Entries provided below:

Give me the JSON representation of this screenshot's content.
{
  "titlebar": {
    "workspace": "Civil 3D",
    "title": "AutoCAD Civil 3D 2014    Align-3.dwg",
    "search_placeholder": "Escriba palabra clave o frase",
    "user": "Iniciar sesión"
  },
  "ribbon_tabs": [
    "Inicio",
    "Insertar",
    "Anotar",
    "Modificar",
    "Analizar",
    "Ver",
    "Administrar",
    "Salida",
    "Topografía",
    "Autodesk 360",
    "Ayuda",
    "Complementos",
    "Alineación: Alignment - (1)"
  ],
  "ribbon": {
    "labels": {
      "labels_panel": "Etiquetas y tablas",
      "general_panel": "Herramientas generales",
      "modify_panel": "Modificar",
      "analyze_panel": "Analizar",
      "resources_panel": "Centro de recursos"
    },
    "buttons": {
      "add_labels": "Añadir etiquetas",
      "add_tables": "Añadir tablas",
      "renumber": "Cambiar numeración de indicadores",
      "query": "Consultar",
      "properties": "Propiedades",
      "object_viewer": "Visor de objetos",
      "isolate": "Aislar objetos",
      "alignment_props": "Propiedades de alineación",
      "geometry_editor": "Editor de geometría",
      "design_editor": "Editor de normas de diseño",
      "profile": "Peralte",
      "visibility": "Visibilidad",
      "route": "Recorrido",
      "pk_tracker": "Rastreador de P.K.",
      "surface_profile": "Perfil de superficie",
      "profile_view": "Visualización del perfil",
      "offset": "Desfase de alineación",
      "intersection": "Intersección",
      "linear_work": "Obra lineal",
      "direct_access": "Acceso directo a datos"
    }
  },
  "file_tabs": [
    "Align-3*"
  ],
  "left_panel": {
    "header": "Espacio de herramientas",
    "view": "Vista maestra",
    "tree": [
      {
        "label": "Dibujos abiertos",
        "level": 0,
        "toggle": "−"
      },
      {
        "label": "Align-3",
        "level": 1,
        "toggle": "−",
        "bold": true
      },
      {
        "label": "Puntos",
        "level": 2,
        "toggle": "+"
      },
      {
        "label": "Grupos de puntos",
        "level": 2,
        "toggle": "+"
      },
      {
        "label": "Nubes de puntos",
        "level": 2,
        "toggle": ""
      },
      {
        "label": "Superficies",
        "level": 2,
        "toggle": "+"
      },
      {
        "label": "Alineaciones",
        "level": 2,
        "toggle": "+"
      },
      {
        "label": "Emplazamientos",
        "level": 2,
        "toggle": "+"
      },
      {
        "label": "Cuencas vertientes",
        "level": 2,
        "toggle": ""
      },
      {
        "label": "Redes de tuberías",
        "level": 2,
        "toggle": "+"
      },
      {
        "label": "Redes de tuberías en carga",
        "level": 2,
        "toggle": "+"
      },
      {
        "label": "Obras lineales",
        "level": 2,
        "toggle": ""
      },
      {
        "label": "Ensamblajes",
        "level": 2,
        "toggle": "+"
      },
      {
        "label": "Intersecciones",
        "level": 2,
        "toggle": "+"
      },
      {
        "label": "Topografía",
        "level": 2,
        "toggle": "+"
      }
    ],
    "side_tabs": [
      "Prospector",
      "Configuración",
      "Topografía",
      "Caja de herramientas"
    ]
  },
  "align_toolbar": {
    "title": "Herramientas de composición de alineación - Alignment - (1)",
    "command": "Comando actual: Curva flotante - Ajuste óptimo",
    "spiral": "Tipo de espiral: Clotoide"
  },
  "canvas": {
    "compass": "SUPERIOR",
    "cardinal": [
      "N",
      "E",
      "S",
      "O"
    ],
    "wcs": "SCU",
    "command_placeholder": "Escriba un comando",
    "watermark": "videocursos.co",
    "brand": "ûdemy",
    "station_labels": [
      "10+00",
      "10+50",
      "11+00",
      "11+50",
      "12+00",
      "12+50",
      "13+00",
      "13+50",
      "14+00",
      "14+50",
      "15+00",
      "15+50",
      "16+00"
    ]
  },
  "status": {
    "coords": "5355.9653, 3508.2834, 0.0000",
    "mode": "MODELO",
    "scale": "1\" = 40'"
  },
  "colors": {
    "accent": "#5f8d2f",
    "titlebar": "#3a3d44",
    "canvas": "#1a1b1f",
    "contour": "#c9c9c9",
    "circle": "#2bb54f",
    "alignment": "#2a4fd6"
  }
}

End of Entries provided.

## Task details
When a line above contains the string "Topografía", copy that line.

## Solution to this problem
    "Topografía",
        "label": "Topografía",
      "Topografía",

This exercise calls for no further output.